Ways We Can Help
Contact the U.S. Passport Office on your behalf
Facilitate citizens’ applications for obtaining or replacing a passport, and under special circumstances, assist with expedited services
How do I obtain a passport?
You can apply for a new passport, renew your old one, replace a lost, stolen, or damaged passport, or add new pages to your existing book through your local passport acceptance agent, usually at the U.S. Post Office. If you are leaving on a trip, include your departure date on your application.
You’ll need to apply in person if:
- You are applying for a U.S. passport for the first time;
- Your expired U.S. passport is not in your possession;
- Your previous U.S. passport has expired and was issued more than 15 years ago;
- Your previous U.S. passport was issued when you were under 16; or
- Your currently valid U.S. passport has been lost or stolen.
How do I renew my passport?
You can renew by mail if:
- Your most recent passport is available to submit and it is not damaged;
- You received the passport within the past 15 years;
- You were at least age 16 when it was issued; and
- You still have the same name or can legally document your name change.
For more information on forms and fees, go to the State Department's how to apply for passport renewal webpage.
How do I expedite obtaining a passport?
Within a month of travel:
For a $60.00 fee--plus the cost of 2-way overnight mail--you can "expedite" this process and receive your passport in about two weeks. Clearly mark Expedited on the envelope.
Please note: Passport applications sent together or at the same time do not necessarily remain together. Passports will be mailed separately. For more information on expedited passport processing click here.
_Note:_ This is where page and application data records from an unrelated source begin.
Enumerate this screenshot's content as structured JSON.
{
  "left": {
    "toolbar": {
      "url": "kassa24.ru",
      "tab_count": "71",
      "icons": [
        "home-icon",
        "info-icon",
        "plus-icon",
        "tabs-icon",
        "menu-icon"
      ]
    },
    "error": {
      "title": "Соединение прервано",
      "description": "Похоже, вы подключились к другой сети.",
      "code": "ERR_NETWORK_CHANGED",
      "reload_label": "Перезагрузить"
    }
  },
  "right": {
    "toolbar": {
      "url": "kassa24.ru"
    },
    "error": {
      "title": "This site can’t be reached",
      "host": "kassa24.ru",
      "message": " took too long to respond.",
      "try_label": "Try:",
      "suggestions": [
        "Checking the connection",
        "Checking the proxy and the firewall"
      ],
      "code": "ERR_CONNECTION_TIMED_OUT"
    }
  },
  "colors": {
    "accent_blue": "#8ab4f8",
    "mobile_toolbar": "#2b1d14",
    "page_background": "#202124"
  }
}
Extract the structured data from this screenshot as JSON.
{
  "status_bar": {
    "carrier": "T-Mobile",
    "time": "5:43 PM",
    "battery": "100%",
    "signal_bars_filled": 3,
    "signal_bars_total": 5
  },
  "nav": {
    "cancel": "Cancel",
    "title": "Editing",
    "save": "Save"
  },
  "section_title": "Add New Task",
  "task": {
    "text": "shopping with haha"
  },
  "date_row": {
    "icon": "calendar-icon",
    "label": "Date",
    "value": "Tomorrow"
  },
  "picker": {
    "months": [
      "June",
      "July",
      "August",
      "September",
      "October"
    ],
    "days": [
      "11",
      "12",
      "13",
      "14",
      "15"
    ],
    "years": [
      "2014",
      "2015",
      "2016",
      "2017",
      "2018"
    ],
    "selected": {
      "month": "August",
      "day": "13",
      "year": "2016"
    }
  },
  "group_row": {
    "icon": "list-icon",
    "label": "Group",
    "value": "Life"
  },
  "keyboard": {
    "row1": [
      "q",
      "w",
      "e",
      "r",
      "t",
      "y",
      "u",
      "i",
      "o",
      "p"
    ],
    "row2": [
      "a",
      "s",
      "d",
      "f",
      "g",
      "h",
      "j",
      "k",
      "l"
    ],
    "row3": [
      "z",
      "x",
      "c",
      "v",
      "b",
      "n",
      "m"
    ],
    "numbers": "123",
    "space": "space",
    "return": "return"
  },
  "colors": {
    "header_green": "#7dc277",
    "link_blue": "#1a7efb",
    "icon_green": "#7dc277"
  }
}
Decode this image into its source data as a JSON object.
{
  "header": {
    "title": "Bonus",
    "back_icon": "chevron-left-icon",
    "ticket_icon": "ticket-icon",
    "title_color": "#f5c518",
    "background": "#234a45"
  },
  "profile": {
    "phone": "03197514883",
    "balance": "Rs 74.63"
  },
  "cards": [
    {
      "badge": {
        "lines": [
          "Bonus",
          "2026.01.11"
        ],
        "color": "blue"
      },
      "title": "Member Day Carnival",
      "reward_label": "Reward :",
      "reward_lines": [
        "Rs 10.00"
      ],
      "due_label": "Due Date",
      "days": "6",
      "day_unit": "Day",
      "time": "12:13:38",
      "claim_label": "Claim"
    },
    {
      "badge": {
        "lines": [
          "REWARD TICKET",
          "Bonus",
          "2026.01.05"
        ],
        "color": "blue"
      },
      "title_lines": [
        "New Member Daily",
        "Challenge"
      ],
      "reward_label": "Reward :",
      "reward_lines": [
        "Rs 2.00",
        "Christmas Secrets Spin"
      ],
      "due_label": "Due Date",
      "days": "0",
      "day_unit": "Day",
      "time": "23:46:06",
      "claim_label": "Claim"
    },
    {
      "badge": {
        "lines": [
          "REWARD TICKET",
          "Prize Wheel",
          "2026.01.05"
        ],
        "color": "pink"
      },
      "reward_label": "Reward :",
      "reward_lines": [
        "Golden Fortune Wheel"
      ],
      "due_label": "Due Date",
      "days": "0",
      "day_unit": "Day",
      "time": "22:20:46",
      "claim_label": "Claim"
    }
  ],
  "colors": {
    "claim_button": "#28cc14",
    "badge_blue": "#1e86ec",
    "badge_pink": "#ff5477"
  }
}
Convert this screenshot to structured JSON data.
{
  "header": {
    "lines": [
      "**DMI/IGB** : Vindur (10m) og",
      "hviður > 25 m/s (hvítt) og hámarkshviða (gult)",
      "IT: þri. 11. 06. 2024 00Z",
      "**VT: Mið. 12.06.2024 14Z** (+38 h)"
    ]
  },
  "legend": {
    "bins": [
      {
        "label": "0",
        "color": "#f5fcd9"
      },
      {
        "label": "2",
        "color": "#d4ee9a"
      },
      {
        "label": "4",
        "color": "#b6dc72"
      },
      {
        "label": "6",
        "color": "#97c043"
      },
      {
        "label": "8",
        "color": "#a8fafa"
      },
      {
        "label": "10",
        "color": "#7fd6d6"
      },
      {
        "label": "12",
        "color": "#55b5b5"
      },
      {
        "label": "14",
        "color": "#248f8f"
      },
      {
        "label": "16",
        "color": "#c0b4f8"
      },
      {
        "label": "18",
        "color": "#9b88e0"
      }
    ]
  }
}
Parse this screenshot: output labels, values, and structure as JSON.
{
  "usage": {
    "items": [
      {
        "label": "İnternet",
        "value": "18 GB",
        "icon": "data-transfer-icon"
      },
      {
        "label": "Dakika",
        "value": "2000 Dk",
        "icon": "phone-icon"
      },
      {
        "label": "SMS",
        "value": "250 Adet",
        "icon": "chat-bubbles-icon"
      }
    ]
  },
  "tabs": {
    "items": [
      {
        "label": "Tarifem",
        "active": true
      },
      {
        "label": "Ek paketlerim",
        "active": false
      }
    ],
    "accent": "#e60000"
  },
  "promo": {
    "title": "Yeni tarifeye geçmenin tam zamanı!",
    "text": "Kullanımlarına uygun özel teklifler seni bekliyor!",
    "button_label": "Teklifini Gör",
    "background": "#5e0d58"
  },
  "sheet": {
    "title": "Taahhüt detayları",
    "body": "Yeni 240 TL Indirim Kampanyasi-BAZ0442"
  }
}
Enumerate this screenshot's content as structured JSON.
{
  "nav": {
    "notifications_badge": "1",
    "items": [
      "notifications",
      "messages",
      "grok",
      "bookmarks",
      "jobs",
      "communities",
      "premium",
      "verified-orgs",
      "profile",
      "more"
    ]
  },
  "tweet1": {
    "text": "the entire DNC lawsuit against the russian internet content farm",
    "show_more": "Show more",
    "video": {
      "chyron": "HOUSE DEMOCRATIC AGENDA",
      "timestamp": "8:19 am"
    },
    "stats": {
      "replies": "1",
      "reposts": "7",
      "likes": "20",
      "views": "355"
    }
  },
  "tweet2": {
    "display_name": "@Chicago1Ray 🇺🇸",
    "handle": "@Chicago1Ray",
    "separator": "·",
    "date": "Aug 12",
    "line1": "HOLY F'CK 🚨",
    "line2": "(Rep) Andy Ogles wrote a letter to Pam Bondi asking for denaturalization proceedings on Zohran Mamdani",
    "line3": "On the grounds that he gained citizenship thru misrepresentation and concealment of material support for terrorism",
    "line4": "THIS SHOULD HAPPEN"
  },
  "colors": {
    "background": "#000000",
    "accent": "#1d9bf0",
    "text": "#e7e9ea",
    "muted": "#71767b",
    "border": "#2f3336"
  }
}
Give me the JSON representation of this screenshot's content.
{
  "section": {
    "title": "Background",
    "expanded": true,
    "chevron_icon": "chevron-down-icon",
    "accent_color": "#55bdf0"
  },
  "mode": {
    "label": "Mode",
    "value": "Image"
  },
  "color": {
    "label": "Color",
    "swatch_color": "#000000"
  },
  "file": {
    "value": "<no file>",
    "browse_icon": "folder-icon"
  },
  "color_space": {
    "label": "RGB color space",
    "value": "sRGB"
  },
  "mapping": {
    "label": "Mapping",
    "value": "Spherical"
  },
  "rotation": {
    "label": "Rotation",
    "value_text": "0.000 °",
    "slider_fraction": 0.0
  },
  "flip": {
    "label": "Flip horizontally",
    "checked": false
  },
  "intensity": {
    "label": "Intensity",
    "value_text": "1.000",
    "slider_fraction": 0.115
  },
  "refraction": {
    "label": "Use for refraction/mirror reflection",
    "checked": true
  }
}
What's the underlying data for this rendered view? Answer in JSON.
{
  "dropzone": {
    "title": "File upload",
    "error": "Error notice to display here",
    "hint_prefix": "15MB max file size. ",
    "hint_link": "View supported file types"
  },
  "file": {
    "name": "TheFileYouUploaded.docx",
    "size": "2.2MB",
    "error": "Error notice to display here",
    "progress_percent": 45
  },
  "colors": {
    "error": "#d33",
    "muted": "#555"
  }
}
Within two weeks of travel:
The San Francisco Passport Agency serves customers who are traveling within 2 weeks (14 days), or who need foreign visas for travel. An appointment is required. Please contact them here:
San Francisco Passport Agency
95 Hawthorne Street, 5th Floor
San Francisco, CA 94105-3901
Hours: M-F, 9:00 a.m. - 4:00 p.m.
Automated Appointment Number: (877) 487-2778
Additional travel information?
Check the State Department website for travel warnings and consular information sheets that provide very helpful information about the country you plan on visiting. Its services website also contains information on all the services provided by the State Department both stateside and abroad. This includes crisis assistance for U.S. citizens living or traveling abroad and various travel publications available on-line.
American Embassies and Consulates General: Many U.S. Diplomatic Missions abroad have information online. For those that don't, check the State Department's Key Officers of Foreign Service Posts for addresses, and phone and fax numbers for U.S. Embassies and Consulates throughout the world.
For travel information by country, including entry/exit requirements, safety information, updates on current events, you may access country-specific fact sheets on the Department of State website. Prior to your departure, check the fact sheets for any advisories that may affect your travel plans or preparation.
What do I do in case of a travel emergency?
If you have a travel emergency, please call the National Passport Information Center to speak to a Customer Service Representative. Customer Service Representatives and Operators for TDD/TTY are available Monday-Friday, 8 a.m. to 8 p.m., Eastern Time, excluding federal holidays.
- Telephone Number: (877) 4USA-PPT
- TDD/TTY: (888) 874-7793
Do I need to register with a U.S. Embassy when traveling?
Although voluntary, it is advisable to register at the U.S. Embassy or Consulate in the foreign country you are visiting in order to make your presence known in case it is necessary for a consular officer to contact you in an emergency. You may register in advance on-line by visiting the Department of State website. Registration is particularly important for those who plan to stay in a country longer than one month, or who will travel to:
- A country that is experiencing civil unrest, has an unstable political climate, or is undergoing a natural disaster, such as an earthquake or a hurricane.
- A country where there are no U.S. officials. In such cases, you should register at the U.S. embassy or consulate in an adjacent country, leave an itinerary with the Consular Section, ask about conditions in the country that you will visit and ask about the third country that may represent U.S. interests there.
U.S. Embassies and Consulates abroad also provide a wide variety of resources for U.S. citizen travelers:
- If you are ill or injured, contact the nearest U.S. embassy or consulate for a list of local medical facilities. At your request, consular officers are also available to help you contact family or friends.
- Should you find yourself in legal difficulty, contact a consular officer immediately. Although consular officers cannot serve as attorneys, they will visit you, advise you of your rights under local laws, provide a list of local attorneys who speak English, and ensure that you are held under humane conditions and are treated fairly under local law.
- Consular officers are also available to assist you in replacing stolen passports, contacting family, friends, or employers, address emergency needs that arise as a result of crime, and obtain information about local resources to assist victims of local crime.
You can get information on passports from a Customer Service operator at the NPIC numbers listed above. Additionally, automated information is available 24 hours a day, 7 days a week. If you would like to email the National Passport Information Center for a general question regarding passports or if you have already applied for a U.S. passport and would like to know the status of your application by email at NPIC@state.gov.